__Exercise__. Search the entries for the word "财务助理" and copy each line that has it.

Dataset rows for apps and sites

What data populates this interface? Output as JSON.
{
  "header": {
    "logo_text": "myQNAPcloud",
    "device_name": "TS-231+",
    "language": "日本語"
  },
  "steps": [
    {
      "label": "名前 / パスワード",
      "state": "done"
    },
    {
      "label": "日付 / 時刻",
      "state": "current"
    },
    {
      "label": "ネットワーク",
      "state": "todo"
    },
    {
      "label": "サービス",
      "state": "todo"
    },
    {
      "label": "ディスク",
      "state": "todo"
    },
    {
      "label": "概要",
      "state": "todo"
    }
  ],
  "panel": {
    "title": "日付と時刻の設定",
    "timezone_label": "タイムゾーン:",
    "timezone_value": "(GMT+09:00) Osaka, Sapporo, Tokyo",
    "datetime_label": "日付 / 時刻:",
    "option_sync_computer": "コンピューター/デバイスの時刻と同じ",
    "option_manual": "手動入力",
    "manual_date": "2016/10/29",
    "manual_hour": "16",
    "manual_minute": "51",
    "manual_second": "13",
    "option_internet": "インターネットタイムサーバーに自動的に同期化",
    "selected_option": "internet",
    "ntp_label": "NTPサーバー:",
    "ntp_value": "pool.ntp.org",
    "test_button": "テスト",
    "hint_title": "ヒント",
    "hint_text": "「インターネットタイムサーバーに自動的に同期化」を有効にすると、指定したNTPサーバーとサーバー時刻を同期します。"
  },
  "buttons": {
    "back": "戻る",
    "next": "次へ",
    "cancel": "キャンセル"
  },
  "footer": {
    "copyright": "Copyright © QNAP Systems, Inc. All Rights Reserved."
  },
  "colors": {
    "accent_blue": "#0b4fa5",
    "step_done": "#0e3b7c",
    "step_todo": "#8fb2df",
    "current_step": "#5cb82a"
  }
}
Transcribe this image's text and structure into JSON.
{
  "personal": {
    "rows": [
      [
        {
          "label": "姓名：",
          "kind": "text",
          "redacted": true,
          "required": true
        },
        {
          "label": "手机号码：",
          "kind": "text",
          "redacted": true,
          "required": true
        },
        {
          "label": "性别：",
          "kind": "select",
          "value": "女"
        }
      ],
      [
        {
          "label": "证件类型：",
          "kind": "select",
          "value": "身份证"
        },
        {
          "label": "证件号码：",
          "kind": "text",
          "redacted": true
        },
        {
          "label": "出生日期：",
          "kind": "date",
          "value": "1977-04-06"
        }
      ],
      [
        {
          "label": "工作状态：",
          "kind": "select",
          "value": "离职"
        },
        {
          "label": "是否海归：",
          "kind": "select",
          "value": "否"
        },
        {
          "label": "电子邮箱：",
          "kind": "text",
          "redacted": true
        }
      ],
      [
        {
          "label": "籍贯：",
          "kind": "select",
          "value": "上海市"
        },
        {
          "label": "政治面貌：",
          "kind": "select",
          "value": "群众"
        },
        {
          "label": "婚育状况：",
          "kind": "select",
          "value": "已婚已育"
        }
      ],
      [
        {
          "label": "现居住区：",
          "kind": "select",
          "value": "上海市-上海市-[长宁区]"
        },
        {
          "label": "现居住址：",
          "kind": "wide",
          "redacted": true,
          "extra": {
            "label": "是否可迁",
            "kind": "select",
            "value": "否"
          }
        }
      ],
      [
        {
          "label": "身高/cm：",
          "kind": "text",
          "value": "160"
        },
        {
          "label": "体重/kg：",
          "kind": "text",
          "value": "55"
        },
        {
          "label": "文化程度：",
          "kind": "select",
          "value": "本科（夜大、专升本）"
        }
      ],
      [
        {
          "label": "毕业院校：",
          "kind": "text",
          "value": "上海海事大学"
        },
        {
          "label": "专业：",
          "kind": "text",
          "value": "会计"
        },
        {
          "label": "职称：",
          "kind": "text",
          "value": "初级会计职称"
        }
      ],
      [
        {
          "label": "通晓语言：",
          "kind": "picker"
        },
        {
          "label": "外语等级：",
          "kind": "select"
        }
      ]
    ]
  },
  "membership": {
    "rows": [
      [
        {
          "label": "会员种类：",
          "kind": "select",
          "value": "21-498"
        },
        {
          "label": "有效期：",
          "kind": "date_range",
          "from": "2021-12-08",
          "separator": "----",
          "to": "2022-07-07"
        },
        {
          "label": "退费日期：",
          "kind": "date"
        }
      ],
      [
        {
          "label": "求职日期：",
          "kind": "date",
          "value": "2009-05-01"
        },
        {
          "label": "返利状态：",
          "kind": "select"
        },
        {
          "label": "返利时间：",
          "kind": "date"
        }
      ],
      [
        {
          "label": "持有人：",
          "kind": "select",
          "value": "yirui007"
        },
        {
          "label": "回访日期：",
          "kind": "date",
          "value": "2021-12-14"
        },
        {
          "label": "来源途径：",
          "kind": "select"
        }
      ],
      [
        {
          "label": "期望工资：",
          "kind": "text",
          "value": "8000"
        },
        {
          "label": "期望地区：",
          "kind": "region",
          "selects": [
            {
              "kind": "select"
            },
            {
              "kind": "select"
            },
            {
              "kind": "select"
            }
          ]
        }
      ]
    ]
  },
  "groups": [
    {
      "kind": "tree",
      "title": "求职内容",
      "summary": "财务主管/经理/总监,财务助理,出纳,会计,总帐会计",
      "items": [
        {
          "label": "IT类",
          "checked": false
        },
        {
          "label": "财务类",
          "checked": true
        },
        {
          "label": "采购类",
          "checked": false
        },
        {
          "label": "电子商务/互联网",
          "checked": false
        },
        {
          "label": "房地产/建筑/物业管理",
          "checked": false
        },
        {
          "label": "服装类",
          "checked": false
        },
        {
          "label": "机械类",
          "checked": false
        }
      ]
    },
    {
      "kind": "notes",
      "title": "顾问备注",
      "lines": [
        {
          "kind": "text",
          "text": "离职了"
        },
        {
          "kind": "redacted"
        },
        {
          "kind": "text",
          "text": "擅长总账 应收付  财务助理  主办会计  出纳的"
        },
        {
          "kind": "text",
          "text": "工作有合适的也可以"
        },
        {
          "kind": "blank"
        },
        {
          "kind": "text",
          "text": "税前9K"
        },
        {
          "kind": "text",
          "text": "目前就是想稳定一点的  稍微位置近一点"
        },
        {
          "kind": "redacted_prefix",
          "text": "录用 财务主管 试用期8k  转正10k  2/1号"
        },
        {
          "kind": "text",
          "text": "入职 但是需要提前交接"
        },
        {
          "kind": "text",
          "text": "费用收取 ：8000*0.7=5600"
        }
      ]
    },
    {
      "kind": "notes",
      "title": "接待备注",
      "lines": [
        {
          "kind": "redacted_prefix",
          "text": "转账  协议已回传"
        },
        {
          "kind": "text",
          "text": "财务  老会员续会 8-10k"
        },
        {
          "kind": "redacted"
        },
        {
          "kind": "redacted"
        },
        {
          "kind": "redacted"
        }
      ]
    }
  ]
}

__Answer box__.
      "summary": "财务主管/经理/总监,财务助理,出纳,会计,总帐会计",
          "text": "擅长总账 应收付  财务助理  主办会计  出纳的"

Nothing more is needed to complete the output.